Opposition is building against Shell’s plan for a 3D seismic survey of South Africa’s southeast coast.
CGG Services plans to cover up to 3,500 square km, from Gqeberha – formerly known as Port Elizabeth – to a point 120 km southeast of Plettenberg Bay. The area is off the Eastern Cape.
The Oceans Not Oil group has mobilised activists against the proposed seismic acquisition. The Democratic Alliance, South Africa’s opposition party, has also called for the plan to be reconsidered.
Oceans Not Oil said CGG’s seismic would “blast … during whale, turtle and hammerhead migration season”. Such surveys have a detrimental impact on marine life, it said, causing stress and behavioural changes.
The group called for supporters to register objections with SLR Consulting, which is overseeing the public engagement part of the work. It also encouraged people to sign a petition to be delivered to Minister of Forestry, Fisheries and the Environment Barbara Creecy.

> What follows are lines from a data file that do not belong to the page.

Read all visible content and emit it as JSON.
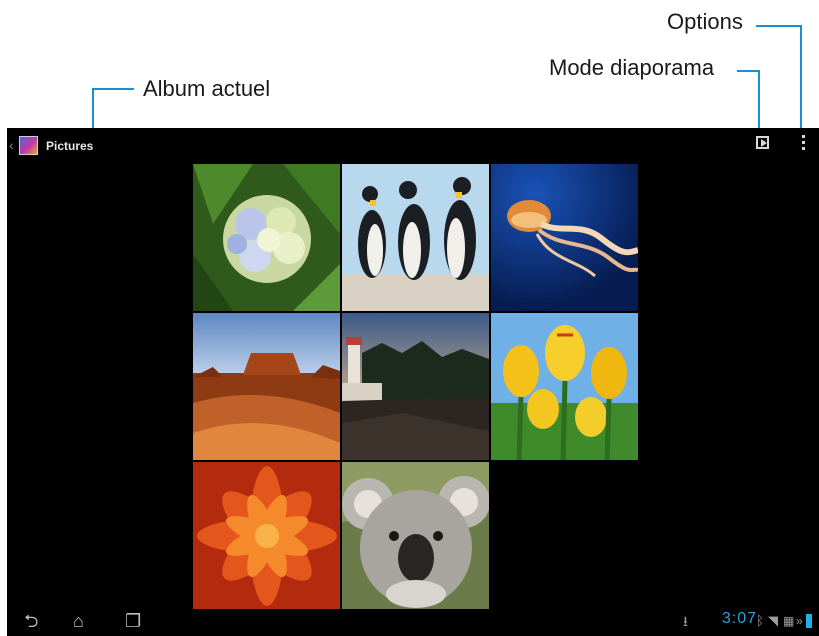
{
  "callouts": {
    "options": "Options",
    "slideshow_mode": "Mode diaporama",
    "current_album": "Album actuel"
  },
  "colors": {
    "callout_accent": "#1b8fd6",
    "screen_bg": "#000000",
    "clock": "#2aa0d8"
  },
  "actionbar": {
    "album_title": "Pictures",
    "album_icon": "gallery-app-icon",
    "slideshow_icon": "slideshow-icon",
    "overflow_icon": "overflow-menu-icon"
  },
  "photos": [
    {
      "subject": "hydrangea"
    },
    {
      "subject": "penguins"
    },
    {
      "subject": "jellyfish"
    },
    {
      "subject": "desert"
    },
    {
      "subject": "lighthouse"
    },
    {
      "subject": "tulips"
    },
    {
      "subject": "chrysanthemum"
    },
    {
      "subject": "koala"
    }
  ],
  "navbar": {
    "back_icon": "back-icon",
    "home_icon": "home-icon",
    "recents_icon": "recent-apps-icon"
  },
  "status_bar": {
    "time": "3:07"
  }
}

At the time of going to press, the petition had nearly 59,000 signatures.
The DA said it shared the “grave concerns” from civil society and local residents around the seismic plans. It expressed concerns about the impact on whales.
The opposition also raised concerns that the consultants had not carried out the public engagement process properly. The DA said the community consultation on the seismic had taken place in 2014 and that there had been no follow up.
Documents from SLR say the seismic work will take place more than 30 km offshore and it will steer clear of sensitive areas. The work might take five months, the consultants said, and could start in January 2022.
SLR accepted that seismic noise “could impact marine fauna in a number of different ways”. However, it said that animals would need to be in close proximity to the seismic source to be injured. “With most being highly mobile, it is assumed that they would avoid sound sources at distances well beyond those at which injury is likely to occur”.
The DA called for Creecy to put the seismic approval on hold. There should be an “updated, transparent and comprehensive public participation process” before it continues, the party said. “The minister and her department should be fighting to protect and conserve our fragile natural environment and not simply rolling over in the face of pressure from powerful stakeholders.”
The rejection of the Karpowership emergency power plan earlier this year will likely support those opposing CGG’s seismic work. One of the reasons the authorities rejected the floating power plan was a lack of public engagement.
Shell holds the Tranksei and Algoa blocks with Impact Oil and Gas. The Algoa block is in the South Outeniqua Basin, close to TotalEnergies’ Block 11B/12B. The Transkei block is in the Natal Trough Basin, northeast of the Algoa block.